WORK TO COMPLETE: Each entry below must be repeated exactly. Leave the pictures out of it.

::::::::::

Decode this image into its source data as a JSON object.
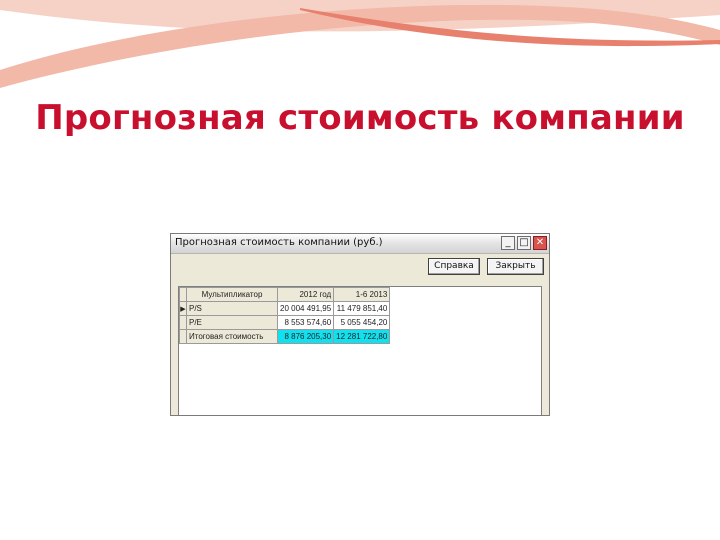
{
  "slide": {
    "title": "Прогнозная стоимость компании",
    "decor_colors": [
      "#f2b8a8",
      "#e8806e",
      "#f6d2c6"
    ]
  },
  "window": {
    "title": "Прогнозная стоимость компании (руб.)",
    "controls": [
      "minimize-icon",
      "maximize-icon",
      "close-icon"
    ],
    "buttons": {
      "help_label": "Справка",
      "close_label": "Закрыть"
    }
  },
  "table": {
    "headers": [
      "Мультипликатор",
      "2012 год",
      "1-6 2013"
    ],
    "rows": [
      {
        "label": "P/S",
        "values": [
          "20 004 491,95",
          "11 479 851,40"
        ],
        "selected": true
      },
      {
        "label": "P/E",
        "values": [
          "8 553 574,60",
          "5 055 454,20"
        ],
        "selected": false
      },
      {
        "label": "Итоговая стоимость",
        "values": [
          "8 876 205,30",
          "12 281 722,80"
        ],
        "selected": false,
        "highlight": true
      }
    ],
    "highlight_color": "#13e0ef"
  }
}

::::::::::

RESULT OF THIS EXERCISE:
Decode this image into its source data as a JSON object.
{
  "slide": {
    "title": "Прогнозная стоимость компании",
    "decor_colors": [
      "#f2b8a8",
      "#e8806e",
      "#f6d2c6"
    ]
  },
  "window": {
    "title": "Прогнозная стоимость компании (руб.)",
    "controls": [
      "minimize-icon",
      "maximize-icon",
      "close-icon"
    ],
    "buttons": {
      "help_label": "Справка",
      "close_label": "Закрыть"
    }
  },
  "table": {
    "headers": [
      "Мультипликатор",
      "2012 год",
      "1-6 2013"
    ],
    "rows": [
      {
        "label": "P/S",
        "values": [
          "20 004 491,95",
          "11 479 851,40"
        ],
        "selected": true
      },
      {
        "label": "P/E",
        "values": [
          "8 553 574,60",
          "5 055 454,20"
        ],
        "selected": false
      },
      {
        "label": "Итоговая стоимость",
        "values": [
          "8 876 205,30",
          "12 281 722,80"
        ],
        "selected": false,
        "highlight": true
      }
    ],
    "highlight_color": "#13e0ef"
  }
}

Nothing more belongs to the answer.